** DATA FOR THIS TASK follows **

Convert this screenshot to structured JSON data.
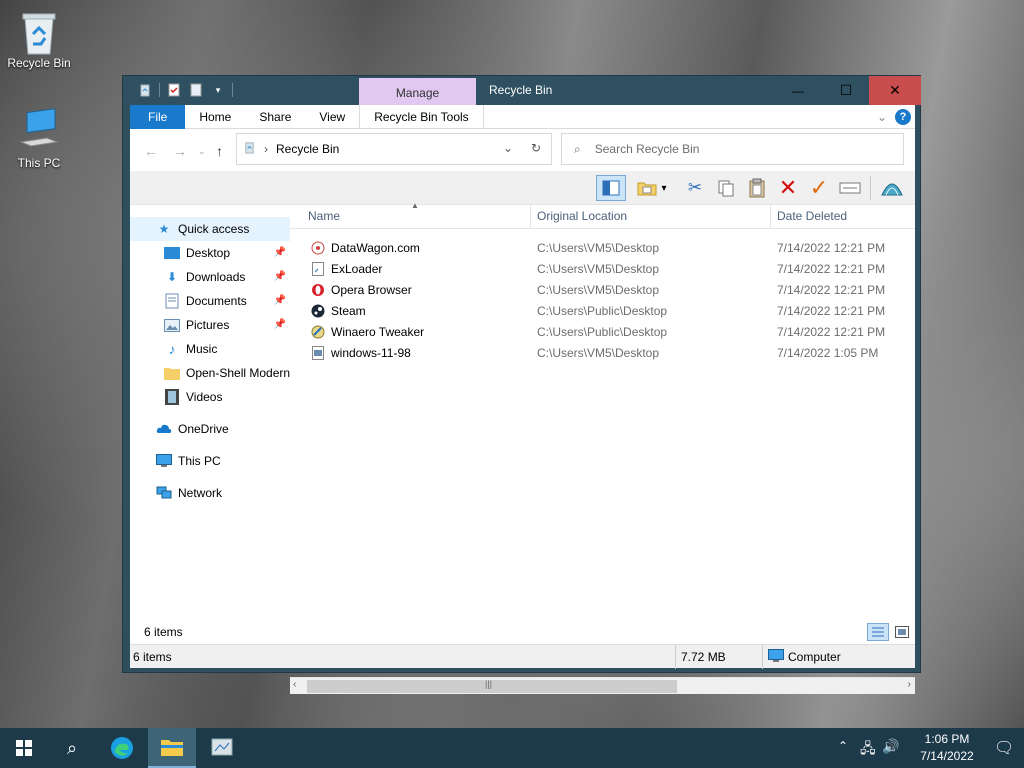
{
  "desktop": {
    "icons": [
      {
        "label": "Recycle Bin"
      },
      {
        "label": "This PC"
      }
    ]
  },
  "window": {
    "title": "Recycle Bin",
    "context_tab": "Manage",
    "controls": {
      "minimize": "—",
      "maximize": "☐",
      "close": "✕"
    }
  },
  "ribbon": {
    "tabs": [
      "File",
      "Home",
      "Share",
      "View",
      "Recycle Bin Tools"
    ],
    "collapse_icon": "chevron-down",
    "help": "?"
  },
  "address": {
    "path": "Recycle Bin",
    "search_placeholder": "Search Recycle Bin"
  },
  "navpane": {
    "items": [
      {
        "label": "Quick access",
        "icon": "star-icon",
        "pinned": false
      },
      {
        "label": "Desktop",
        "icon": "desktop-folder-icon",
        "pinned": true
      },
      {
        "label": "Downloads",
        "icon": "downloads-icon",
        "pinned": true
      },
      {
        "label": "Documents",
        "icon": "documents-icon",
        "pinned": true
      },
      {
        "label": "Pictures",
        "icon": "pictures-icon",
        "pinned": true
      },
      {
        "label": "Music",
        "icon": "music-icon",
        "pinned": false
      },
      {
        "label": "Open-Shell Modern",
        "icon": "folder-icon",
        "pinned": false
      },
      {
        "label": "Videos",
        "icon": "videos-icon",
        "pinned": false
      },
      {
        "label": "OneDrive",
        "icon": "cloud-icon",
        "pinned": false
      },
      {
        "label": "This PC",
        "icon": "computer-icon",
        "pinned": false
      },
      {
        "label": "Network",
        "icon": "network-icon",
        "pinned": false
      }
    ]
  },
  "columns": {
    "name": "Name",
    "original_location": "Original Location",
    "date_deleted": "Date Deleted"
  },
  "files": [
    {
      "name": "DataWagon.com",
      "location": "C:\\Users\\VM5\\Desktop",
      "date": "7/14/2022 12:21 PM"
    },
    {
      "name": "ExLoader",
      "location": "C:\\Users\\VM5\\Desktop",
      "date": "7/14/2022 12:21 PM"
    },
    {
      "name": "Opera Browser",
      "location": "C:\\Users\\VM5\\Desktop",
      "date": "7/14/2022 12:21 PM"
    },
    {
      "name": "Steam",
      "location": "C:\\Users\\Public\\Desktop",
      "date": "7/14/2022 12:21 PM"
    },
    {
      "name": "Winaero Tweaker",
      "location": "C:\\Users\\Public\\Desktop",
      "date": "7/14/2022 12:21 PM"
    },
    {
      "name": "windows-11-98",
      "location": "C:\\Users\\VM5\\Desktop",
      "date": "7/14/2022 1:05 PM"
    }
  ],
  "status": {
    "count_inner": "6 items",
    "count_outer": "6 items",
    "size": "7.72 MB",
    "zone": "Computer"
  },
  "taskbar": {
    "time": "1:06 PM",
    "date": "7/14/2022"
  }
}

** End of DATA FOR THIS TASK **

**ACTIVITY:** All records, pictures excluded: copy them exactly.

**ANSWER BELOW:**
Convert this screenshot to structured JSON data.
{
  "desktop": {
    "icons": [
      {
        "label": "Recycle Bin"
      },
      {
        "label": "This PC"
      }
    ]
  },
  "window": {
    "title": "Recycle Bin",
    "context_tab": "Manage",
    "controls": {
      "minimize": "—",
      "maximize": "☐",
      "close": "✕"
    }
  },
  "ribbon": {
    "tabs": [
      "File",
      "Home",
      "Share",
      "View",
      "Recycle Bin Tools"
    ],
    "collapse_icon": "chevron-down",
    "help": "?"
  },
  "address": {
    "path": "Recycle Bin",
    "search_placeholder": "Search Recycle Bin"
  },
  "navpane": {
    "items": [
      {
        "label": "Quick access",
        "icon": "star-icon",
        "pinned": false
      },
      {
        "label": "Desktop",
        "icon": "desktop-folder-icon",
        "pinned": true
      },
      {
        "label": "Downloads",
        "icon": "downloads-icon",
        "pinned": true
      },
      {
        "label": "Documents",
        "icon": "documents-icon",
        "pinned": true
      },
      {
        "label": "Pictures",
        "icon": "pictures-icon",
        "pinned": true
      },
      {
        "label": "Music",
        "icon": "music-icon",
        "pinned": false
      },
      {
        "label": "Open-Shell Modern",
        "icon": "folder-icon",
        "pinned": false
      },
      {
        "label": "Videos",
        "icon": "videos-icon",
        "pinned": false
      },
      {
        "label": "OneDrive",
        "icon": "cloud-icon",
        "pinned": false
      },
      {
        "label": "This PC",
        "icon": "computer-icon",
        "pinned": false
      },
      {
        "label": "Network",
        "icon": "network-icon",
        "pinned": false
      }
    ]
  },
  "columns": {
    "name": "Name",
    "original_location": "Original Location",
    "date_deleted": "Date Deleted"
  },
  "files": [
    {
      "name": "DataWagon.com",
      "location": "C:\\Users\\VM5\\Desktop",
      "date": "7/14/2022 12:21 PM"
    },
    {
      "name": "ExLoader",
      "location": "C:\\Users\\VM5\\Desktop",
      "date": "7/14/2022 12:21 PM"
    },
    {
      "name": "Opera Browser",
      "location": "C:\\Users\\VM5\\Desktop",
      "date": "7/14/2022 12:21 PM"
    },
    {
      "name": "Steam",
      "location": "C:\\Users\\Public\\Desktop",
      "date": "7/14/2022 12:21 PM"
    },
    {
      "name": "Winaero Tweaker",
      "location": "C:\\Users\\Public\\Desktop",
      "date": "7/14/2022 12:21 PM"
    },
    {
      "name": "windows-11-98",
      "location": "C:\\Users\\VM5\\Desktop",
      "date": "7/14/2022 1:05 PM"
    }
  ],
  "status": {
    "count_inner": "6 items",
    "count_outer": "6 items",
    "size": "7.72 MB",
    "zone": "Computer"
  },
  "taskbar": {
    "time": "1:06 PM",
    "date": "7/14/2022"
  }
}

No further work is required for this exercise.